Jordan not expecting wholesale changes for Tyrone
EXCITEMENT is abound in Tyrone over what the new managerial pairing of Feargal Logan and Brian Dooher will bring – and while feels the same sense of anticipation, Philip Jordan is not expecting them to make wholesale changes.
The former Red Hand wing-back won three All-Irelands alongside Dooher and says that while the county board's decision not to grant Mickey Harte an extra year surprised him, he was glad the former long-serving boss stood aside “for the good of Tyrone football” once it became clear the process to his reappointment would not be straightforward.
Jordan worked alongside his former playing team-mate Dooher as part of the county's under-21 management team in 2013, after which Feargal Logan took over in as manager.

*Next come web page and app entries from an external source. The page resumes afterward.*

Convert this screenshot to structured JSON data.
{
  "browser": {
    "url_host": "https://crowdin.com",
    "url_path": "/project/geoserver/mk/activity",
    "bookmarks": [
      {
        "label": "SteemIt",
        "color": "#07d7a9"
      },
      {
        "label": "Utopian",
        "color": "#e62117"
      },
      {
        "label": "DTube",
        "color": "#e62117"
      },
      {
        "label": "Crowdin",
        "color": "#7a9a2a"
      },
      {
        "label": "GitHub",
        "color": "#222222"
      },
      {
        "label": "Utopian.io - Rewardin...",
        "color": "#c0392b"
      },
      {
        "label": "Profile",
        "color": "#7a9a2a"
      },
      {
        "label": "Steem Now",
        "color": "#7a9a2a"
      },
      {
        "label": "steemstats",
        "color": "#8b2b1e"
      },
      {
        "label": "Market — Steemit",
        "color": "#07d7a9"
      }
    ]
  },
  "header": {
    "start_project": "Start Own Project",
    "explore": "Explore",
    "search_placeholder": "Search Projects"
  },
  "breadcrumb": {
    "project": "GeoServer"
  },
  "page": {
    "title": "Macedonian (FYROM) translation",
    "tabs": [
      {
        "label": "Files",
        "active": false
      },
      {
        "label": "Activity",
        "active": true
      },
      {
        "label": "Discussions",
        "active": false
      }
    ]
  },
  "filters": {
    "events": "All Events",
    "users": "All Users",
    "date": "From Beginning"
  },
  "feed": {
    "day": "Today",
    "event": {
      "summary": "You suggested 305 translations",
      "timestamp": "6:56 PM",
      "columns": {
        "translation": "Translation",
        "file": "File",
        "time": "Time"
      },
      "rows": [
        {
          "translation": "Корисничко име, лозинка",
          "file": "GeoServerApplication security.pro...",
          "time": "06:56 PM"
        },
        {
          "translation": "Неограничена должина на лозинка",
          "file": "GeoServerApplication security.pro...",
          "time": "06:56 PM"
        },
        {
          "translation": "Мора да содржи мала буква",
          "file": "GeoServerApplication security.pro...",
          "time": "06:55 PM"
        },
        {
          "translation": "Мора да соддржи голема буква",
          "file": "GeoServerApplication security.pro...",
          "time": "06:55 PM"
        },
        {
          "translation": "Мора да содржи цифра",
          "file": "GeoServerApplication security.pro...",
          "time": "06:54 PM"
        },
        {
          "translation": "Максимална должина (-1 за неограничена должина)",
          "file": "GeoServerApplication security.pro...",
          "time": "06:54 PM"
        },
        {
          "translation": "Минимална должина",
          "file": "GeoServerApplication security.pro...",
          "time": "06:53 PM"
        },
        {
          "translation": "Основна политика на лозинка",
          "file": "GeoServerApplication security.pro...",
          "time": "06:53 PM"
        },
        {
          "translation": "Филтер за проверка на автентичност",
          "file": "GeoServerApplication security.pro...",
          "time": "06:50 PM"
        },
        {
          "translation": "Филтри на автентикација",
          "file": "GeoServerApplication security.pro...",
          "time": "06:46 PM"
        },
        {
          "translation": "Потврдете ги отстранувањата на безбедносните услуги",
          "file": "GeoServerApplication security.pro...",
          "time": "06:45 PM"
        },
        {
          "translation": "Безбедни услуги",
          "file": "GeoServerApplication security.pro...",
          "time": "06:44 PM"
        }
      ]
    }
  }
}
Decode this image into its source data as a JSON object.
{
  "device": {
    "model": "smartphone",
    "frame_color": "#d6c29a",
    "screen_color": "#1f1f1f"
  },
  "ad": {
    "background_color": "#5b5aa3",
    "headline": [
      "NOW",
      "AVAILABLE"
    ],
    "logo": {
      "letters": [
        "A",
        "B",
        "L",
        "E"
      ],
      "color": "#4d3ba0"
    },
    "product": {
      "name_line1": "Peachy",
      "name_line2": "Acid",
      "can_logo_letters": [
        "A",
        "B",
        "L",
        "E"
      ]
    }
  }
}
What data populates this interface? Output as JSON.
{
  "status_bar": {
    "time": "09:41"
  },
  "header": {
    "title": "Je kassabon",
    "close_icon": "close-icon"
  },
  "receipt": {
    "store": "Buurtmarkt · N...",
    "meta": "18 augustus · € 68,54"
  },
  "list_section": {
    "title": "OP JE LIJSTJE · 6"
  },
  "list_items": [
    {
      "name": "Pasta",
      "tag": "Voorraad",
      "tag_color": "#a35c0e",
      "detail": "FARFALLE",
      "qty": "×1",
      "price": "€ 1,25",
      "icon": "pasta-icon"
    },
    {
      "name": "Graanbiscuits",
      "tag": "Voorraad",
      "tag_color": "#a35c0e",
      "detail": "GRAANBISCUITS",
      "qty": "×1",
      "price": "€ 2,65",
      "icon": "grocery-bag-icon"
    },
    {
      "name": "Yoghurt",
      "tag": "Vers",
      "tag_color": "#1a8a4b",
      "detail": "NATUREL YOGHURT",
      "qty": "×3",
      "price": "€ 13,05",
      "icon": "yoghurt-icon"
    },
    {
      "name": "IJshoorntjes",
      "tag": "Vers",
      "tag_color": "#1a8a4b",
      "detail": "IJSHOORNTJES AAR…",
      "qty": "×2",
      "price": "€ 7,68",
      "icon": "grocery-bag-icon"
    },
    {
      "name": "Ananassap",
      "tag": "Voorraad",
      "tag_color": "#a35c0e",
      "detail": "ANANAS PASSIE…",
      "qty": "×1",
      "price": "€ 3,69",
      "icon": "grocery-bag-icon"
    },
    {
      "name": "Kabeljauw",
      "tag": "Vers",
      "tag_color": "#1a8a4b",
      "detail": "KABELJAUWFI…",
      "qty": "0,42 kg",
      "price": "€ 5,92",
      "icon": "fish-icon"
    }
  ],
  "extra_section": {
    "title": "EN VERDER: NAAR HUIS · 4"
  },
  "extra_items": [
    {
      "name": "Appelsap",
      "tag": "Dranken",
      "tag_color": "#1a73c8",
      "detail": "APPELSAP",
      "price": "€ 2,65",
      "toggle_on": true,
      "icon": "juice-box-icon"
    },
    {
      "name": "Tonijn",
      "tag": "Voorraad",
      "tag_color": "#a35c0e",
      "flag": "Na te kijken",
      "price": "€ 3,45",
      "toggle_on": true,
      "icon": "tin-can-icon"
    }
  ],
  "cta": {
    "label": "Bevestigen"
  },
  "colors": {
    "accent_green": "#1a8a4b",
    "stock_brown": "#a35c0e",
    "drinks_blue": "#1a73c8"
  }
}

He and Dooher, along with Peter Canavan, took Tyrone to All-Ireland U21 success in 2015 and had since been touted as the eventual successors to Harte, which eventually came to fruition this winter, with Peter Canavan from that setup replaced by Collie Holmes.
Jordan believes that while there will be tweaks to the who and how, but no major surgery to either the personnel or the style employed by the new management.
“I don't see huge changes, to be honest. In terms of the style of play, Mickey has been judged on how the team played four or five years ago rather than over the last couple of years.
“When they had Cathal McShane at full-forward two seasons ago, it was a very different type of game where they wanted to get the ball in early. Last year things were a bit compromised with Cathal not there.
“Will there be a change in the style of play? Probably not particularly. Tyrone teams tend to play the same, they always have a lot of strong runners, but if we have the men inside to give the ball to, every team will try and maximise that as well.
“In terms of individuals, I don't see huge changes. Naturally there'll always be some turnover but everyone who's good enough to start for Tyrone has been given an opportunity under Mickey.
“Sometimes when you're injured, you become a better player than when you are playing. It's the same for people that aren't on the squad, they become better footballers as a result because people see this great talent they believe can come on and do it.
“Mickey has given everyone the opportunity. Every year there might be three or four new starters, but I don't think there'll be seven or eight new players on this team that we haven't seen in the past.”
The straight knockout championship of 2020 saw Tyrone's campaign end after a single game, a defeat to Donegal which brought the curtain down on Harte's 18-year reign.
Donegal didn't make it out of Ulster after Cavan's shock win in the final, while Mark Keane's late sucker-punch goal for Cork tumbled 2019 finalists Kerry out at the Munster semi-final stage.
It left Dublin with a much clearer path to their sixth consecutive All-Ireland and Jordan believes those early exits might benefit Tyrone and Kerry especially this year.
“I thought Kerry this year had the potential. They came the closest when they got beat in the  final with a very young squad but tactically they got it very, very wrong against Cork.
“Everybody maybe said last year was the best year to beat the Dubs but I think this year is the best opportunity because there's very little rest between the two championship campaigns, and a team like Kerry or Tyrone who had very short county campaigns have a bit of rest to put that freshness behind them.
“Kerry have the forwards that can beat the Dubs, but the challenge for everybody is to stop the Dubs scoring. We've seen nobody really able to do that over the last number of years.
“If you were a betting man you'd put your money on the Dubs and feel pretty secure about it but Kerry are the one team you'd say this year, if my own county wasn't there, you'd love to see them in an All-Ireland final to see how they match up against Dublin.”